The only blind spot here is Elfo. I get the feeling that the show wanted him to be the Fry of this world, a sweetheart dolt who is completely out of place in his new land, but he veers too quickly into Nice Guy territory. His crush on Bean can be cute but often feels archaic, although the show is also smart enough to straight-up acknowledge how possessive his behaviour gets. The writing can’t decide if he’s supposed to be endlessly sweet or the little bastard of the elf world, and the balance never quite works. He does improve by the season’s end, but Elfo could use a little more work in the writers’ room.
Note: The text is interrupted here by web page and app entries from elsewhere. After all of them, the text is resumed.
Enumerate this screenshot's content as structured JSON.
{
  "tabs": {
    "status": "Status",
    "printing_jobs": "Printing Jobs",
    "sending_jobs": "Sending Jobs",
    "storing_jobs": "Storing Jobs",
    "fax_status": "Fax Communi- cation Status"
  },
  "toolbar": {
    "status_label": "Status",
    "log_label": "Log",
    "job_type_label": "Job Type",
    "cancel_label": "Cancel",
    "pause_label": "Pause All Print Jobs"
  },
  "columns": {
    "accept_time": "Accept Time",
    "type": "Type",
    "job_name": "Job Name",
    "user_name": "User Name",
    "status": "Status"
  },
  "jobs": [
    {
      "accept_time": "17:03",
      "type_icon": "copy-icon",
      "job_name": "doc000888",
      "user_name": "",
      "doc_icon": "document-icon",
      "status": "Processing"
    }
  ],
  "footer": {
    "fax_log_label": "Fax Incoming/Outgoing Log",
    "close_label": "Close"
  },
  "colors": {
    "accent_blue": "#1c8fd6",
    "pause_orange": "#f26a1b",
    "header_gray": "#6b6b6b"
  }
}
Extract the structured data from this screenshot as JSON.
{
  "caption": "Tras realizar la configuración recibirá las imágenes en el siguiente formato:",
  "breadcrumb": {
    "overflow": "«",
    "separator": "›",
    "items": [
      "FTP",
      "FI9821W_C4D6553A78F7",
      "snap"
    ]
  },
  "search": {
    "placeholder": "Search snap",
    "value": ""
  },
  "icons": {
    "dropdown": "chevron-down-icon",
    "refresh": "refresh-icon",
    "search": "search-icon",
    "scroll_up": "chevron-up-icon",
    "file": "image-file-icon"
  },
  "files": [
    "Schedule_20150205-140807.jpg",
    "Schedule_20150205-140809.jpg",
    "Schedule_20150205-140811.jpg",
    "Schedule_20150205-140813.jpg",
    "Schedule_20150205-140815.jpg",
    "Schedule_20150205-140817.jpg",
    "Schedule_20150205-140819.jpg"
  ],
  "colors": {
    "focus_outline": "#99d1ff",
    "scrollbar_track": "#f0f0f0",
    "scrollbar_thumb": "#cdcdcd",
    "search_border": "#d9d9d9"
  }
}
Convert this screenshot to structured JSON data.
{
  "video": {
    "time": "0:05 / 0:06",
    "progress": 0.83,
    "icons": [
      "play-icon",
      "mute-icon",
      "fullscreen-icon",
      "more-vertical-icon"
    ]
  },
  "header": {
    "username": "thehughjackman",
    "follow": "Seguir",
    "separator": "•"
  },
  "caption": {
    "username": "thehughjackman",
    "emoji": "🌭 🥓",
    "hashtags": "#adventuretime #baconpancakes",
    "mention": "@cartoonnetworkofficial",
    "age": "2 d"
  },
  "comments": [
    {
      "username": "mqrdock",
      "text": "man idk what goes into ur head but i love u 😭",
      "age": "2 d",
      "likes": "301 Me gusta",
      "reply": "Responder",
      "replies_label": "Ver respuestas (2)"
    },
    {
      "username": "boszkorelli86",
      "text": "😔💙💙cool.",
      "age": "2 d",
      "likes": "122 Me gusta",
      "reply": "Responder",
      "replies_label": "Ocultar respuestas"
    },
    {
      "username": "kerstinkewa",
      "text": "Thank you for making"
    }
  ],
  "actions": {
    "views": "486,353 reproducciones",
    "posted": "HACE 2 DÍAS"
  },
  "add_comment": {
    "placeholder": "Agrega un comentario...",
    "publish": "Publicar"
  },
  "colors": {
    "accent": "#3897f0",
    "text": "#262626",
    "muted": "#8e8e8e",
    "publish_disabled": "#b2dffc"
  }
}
The strength of the show is its humour. I laughed out loud consistently with every episode. There’s one gag featuring mermaids that had me slide onto the floor in near hysteria. Where the show gets intriguing is in its embrace of a more serialized format. There is a running plotline throughout the season - Zog’s hunt for the elixir of life through use of Elfo’s blood - that pays off in an unexpectedly smart and poignant way. Groening’s work tends to eschew such limitations. The fishbowl memory of The Simpsons, and to a lesser extent Futurama, allowed the writers to go wild. Here, they have to commit to plot and character alike. It works, partly because it promises such immense potential for a second season but also because they put the work in to make the climax effective. Moments like the thawing of Bean and Zog’s mutually antagonistic father-daughter relationship pack a quiet punch amid the gags.
I’m excited to see where Disenchantment goes, and on my second watch of the season, the jokes still landed for me and I found time to appreciate the sheer beauty of the animation. Groening’s oft-imitated style has never looked better. The music, by Mark Mothersbaugh of Devo, is also a thing of wonder, blending Eastern European folk with a fantasy tinge. It’s not a Matt Groening show without a theme song that gets stuck in your head for days. Disenchantment has teething problems, but in an age of instant pop culture gratification, it deserves your patience.
Header Image Source: Netflix